[Your goal] Only lines with the word "Klick" are wanted; copy each of them from the listing below.

[Records supplied]
⟨
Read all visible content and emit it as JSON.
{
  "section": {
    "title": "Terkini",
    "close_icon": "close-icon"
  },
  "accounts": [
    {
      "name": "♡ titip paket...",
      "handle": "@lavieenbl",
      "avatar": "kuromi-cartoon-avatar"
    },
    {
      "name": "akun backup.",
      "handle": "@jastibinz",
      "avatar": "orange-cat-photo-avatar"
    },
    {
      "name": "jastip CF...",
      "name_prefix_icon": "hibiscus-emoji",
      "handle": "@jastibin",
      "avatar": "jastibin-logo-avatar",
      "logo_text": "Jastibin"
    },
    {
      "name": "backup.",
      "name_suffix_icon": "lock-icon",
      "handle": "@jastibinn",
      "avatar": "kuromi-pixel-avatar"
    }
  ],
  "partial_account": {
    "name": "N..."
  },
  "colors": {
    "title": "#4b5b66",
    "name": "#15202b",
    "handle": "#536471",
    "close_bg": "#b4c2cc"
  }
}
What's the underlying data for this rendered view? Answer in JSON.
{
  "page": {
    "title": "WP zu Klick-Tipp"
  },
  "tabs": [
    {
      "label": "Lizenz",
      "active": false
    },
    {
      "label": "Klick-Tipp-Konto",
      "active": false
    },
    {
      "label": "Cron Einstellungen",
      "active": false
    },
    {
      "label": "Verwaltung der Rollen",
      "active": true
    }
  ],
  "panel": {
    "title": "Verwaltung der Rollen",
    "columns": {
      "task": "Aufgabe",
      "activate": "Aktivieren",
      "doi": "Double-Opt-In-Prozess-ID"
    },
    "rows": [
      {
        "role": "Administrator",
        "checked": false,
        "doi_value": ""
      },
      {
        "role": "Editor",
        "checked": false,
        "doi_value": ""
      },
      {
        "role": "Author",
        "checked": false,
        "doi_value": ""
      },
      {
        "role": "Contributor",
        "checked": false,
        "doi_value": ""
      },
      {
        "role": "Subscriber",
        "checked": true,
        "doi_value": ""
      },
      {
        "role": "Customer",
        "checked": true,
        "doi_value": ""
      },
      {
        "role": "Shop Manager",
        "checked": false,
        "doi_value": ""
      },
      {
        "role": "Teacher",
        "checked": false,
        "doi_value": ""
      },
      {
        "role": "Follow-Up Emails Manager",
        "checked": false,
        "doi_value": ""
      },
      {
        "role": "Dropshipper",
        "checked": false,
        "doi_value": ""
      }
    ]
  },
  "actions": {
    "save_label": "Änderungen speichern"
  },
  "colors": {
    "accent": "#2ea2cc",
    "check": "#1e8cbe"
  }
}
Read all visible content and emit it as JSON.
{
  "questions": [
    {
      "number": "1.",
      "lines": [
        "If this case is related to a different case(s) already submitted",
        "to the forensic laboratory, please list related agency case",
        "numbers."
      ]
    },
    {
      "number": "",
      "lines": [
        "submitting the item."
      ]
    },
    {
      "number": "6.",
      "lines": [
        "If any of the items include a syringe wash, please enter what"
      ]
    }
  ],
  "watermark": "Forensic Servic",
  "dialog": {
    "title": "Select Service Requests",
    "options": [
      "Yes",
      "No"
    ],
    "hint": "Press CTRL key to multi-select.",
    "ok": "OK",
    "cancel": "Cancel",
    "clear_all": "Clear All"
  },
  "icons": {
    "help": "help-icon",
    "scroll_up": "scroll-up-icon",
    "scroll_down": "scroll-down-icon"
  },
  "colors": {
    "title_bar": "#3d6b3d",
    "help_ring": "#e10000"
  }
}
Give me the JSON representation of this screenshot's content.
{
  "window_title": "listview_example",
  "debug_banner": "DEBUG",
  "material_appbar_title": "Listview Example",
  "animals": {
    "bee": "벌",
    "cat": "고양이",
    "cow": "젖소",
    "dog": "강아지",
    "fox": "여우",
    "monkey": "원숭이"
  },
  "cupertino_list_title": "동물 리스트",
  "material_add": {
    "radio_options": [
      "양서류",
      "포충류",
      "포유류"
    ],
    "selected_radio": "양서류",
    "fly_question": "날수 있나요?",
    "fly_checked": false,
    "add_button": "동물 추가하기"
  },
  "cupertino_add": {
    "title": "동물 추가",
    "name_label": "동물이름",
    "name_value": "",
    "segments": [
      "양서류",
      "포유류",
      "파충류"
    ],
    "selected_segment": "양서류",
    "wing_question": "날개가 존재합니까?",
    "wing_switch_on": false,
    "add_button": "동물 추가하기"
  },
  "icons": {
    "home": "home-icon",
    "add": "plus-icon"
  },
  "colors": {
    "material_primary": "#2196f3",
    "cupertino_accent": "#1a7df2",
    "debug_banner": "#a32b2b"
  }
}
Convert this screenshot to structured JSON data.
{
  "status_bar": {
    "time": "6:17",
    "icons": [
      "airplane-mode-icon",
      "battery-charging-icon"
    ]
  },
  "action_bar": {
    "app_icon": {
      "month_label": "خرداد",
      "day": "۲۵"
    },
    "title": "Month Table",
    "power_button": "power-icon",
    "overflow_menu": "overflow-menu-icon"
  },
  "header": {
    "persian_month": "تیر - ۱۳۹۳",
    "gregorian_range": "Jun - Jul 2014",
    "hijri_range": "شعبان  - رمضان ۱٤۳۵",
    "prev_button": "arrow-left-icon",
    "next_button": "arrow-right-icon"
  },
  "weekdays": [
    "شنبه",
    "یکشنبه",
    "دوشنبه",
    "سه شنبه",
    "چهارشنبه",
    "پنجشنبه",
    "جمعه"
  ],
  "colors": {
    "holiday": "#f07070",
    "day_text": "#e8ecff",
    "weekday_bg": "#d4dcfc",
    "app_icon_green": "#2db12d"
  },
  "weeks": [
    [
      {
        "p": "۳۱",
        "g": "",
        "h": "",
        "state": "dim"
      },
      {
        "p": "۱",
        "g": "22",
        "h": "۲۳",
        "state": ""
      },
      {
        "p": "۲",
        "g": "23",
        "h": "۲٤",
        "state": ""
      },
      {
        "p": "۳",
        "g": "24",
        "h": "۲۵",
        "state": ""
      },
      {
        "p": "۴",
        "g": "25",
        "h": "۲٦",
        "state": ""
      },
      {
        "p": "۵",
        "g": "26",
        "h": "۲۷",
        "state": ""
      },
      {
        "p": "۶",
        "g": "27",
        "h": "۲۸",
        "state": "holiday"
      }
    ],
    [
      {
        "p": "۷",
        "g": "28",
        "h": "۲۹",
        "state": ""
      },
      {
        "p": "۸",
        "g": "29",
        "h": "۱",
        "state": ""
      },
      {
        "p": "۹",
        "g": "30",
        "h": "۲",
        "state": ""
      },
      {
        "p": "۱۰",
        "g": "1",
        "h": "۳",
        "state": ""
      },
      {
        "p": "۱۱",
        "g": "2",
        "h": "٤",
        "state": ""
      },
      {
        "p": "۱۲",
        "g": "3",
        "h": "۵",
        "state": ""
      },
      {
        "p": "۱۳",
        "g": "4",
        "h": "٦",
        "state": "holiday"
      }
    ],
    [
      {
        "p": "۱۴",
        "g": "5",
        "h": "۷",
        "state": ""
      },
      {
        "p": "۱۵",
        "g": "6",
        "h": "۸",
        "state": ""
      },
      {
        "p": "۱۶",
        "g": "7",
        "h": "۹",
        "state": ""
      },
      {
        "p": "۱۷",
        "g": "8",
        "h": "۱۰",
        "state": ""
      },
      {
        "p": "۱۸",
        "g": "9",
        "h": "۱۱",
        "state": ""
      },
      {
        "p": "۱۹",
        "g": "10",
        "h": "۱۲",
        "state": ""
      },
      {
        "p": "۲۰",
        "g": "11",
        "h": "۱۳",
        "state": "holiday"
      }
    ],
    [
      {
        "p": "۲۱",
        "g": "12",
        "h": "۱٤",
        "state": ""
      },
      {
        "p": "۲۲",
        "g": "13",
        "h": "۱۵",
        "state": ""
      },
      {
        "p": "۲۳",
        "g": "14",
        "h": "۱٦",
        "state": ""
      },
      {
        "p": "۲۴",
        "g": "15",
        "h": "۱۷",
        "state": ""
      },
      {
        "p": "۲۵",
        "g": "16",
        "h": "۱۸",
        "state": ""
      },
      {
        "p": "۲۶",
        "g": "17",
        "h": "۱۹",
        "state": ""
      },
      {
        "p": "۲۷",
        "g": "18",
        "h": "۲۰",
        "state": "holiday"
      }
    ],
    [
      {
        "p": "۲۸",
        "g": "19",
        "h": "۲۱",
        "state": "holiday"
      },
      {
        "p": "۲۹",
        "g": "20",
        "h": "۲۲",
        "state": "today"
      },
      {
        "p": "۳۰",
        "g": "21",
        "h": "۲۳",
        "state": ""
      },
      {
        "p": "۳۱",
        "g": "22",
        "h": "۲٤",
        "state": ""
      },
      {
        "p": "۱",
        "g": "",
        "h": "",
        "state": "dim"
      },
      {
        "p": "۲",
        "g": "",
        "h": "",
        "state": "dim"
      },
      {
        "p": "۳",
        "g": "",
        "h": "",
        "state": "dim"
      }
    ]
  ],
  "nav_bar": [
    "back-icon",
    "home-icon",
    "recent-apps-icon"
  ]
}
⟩
[Answer to this problem]
    "title": "WP zu Klick-Tipp"
      "label": "Klick-Tipp-Konto",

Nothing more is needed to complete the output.